» TASK ITEM:
For this exercise, write each entry below out precisely and omit the pictures.

:: GIVEN RECORDS ::

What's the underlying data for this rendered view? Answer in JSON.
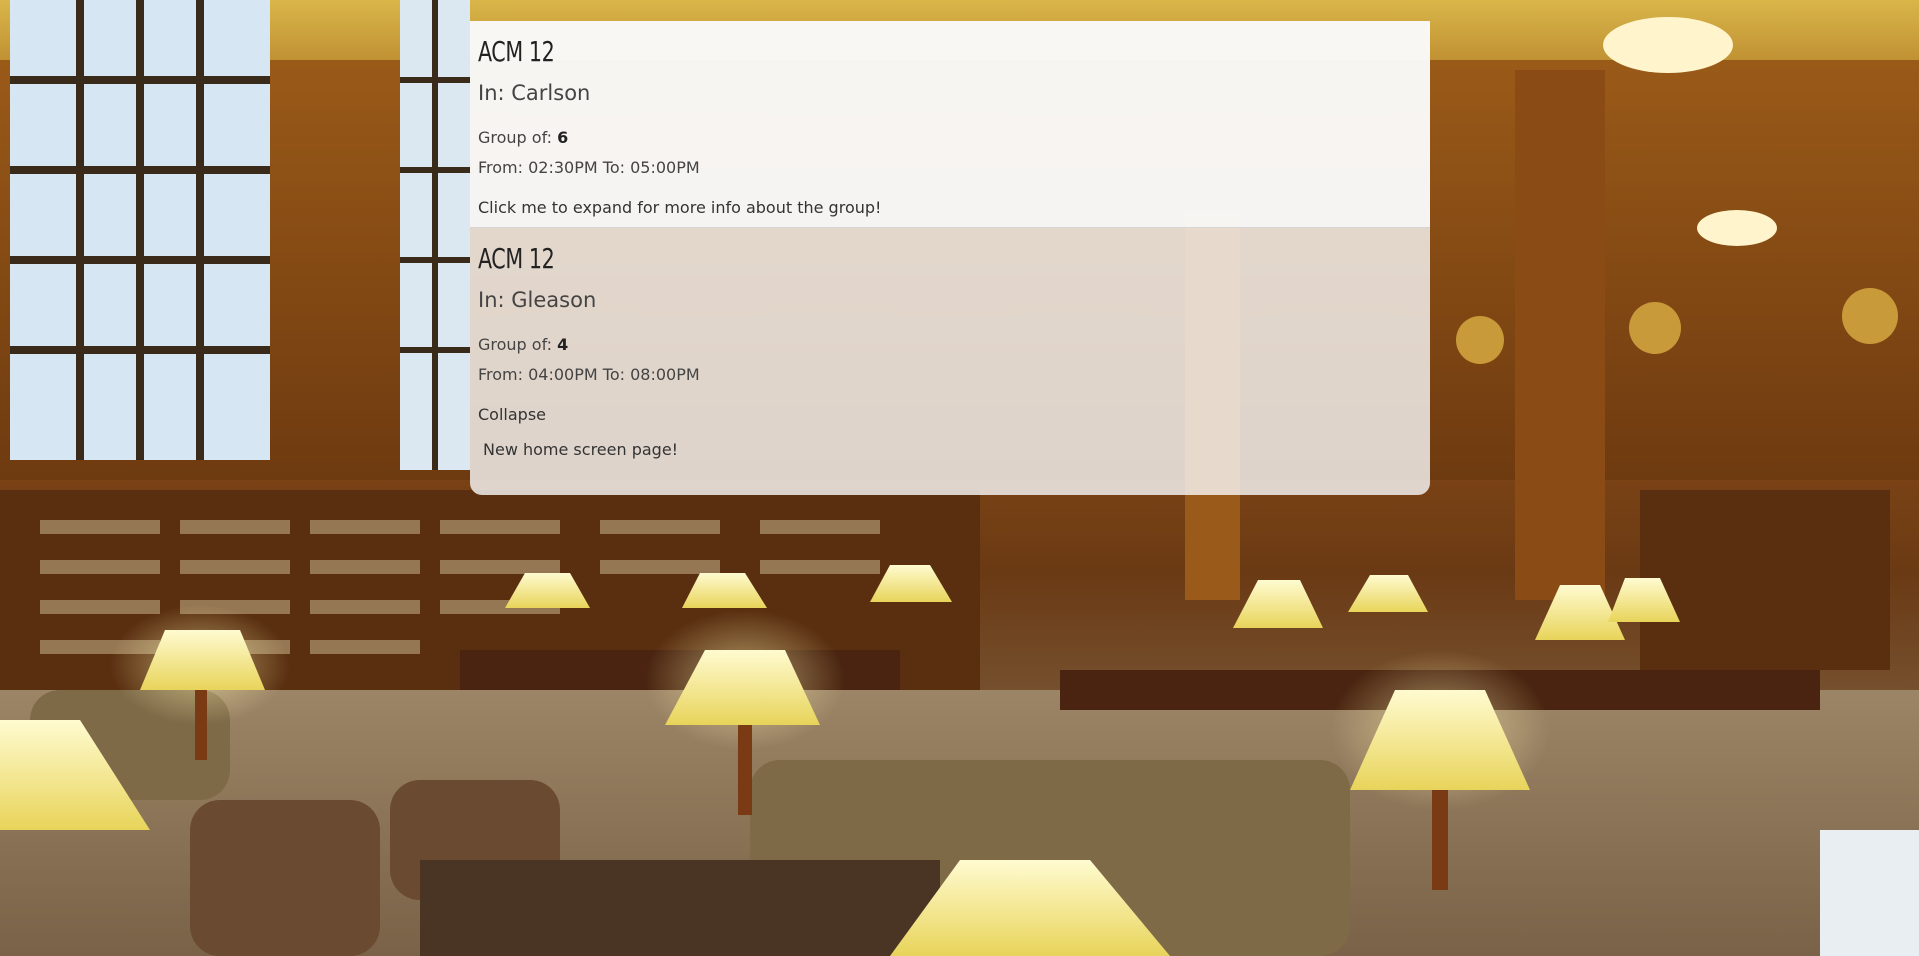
{
  "cards": [
    {
      "title": "ACM 12",
      "location_label": "In: ",
      "location": "Carlson",
      "group_label": "Group of: ",
      "group_size": "6",
      "from_label": "From: ",
      "from_time": "02:30PM",
      "to_label": " To: ",
      "to_time": "05:00PM",
      "expand_text": "Click me to expand for more info about the group!"
    },
    {
      "title": "ACM 12",
      "location_label": "In: ",
      "location": "Gleason",
      "group_label": "Group of: ",
      "group_size": "4",
      "from_label": "From: ",
      "from_time": "04:00PM",
      "to_label": " To: ",
      "to_time": "08:00PM",
      "collapse_text": "Collapse",
      "info_text": "New home screen page!"
    }
  ],
  "colors": {
    "card_bg": "#fafafa",
    "text": "#444444",
    "wood": "#7a4516",
    "lamp": "#f6ec9a"
  }
}
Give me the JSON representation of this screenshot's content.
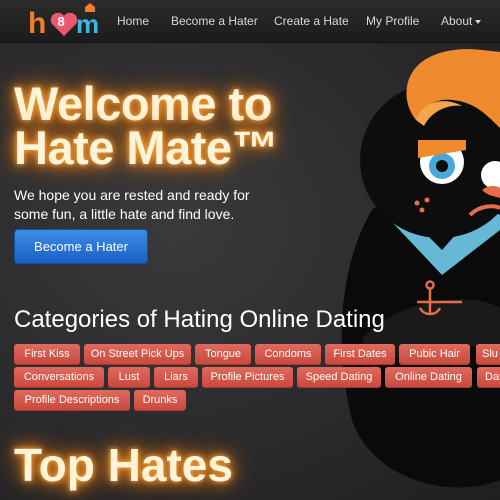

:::

» EXERCISE OUTPUT:
What's the underlying data for this rendered view? Answer in JSON.
{
  "cards": [
    {
      "title": "ACM 12",
      "location_label": "In: ",
      "location": "Carlson",
      "group_label": "Group of: ",
      "group_size": "6",
      "from_label": "From: ",
      "from_time": "02:30PM",
      "to_label": " To: ",
      "to_time": "05:00PM",
      "expand_text": "Click me to expand for more info about the group!"
    },
    {
      "title": "ACM 12",
      "location_label": "In: ",
      "location": "Gleason",
      "group_label": "Group of: ",
      "group_size": "4",
      "from_label": "From: ",
      "from_time": "04:00PM",
      "to_label": " To: ",
      "to_time": "08:00PM",
      "collapse_text": "Collapse",
      "info_text": "New home screen page!"
    }
  ],
  "colors": {
    "card_bg": "#fafafa",
    "text": "#444444",
    "wood": "#7a4516",
    "lamp": "#f6ec9a"
  }
}
Give me the JSON representation of this screenshot's content.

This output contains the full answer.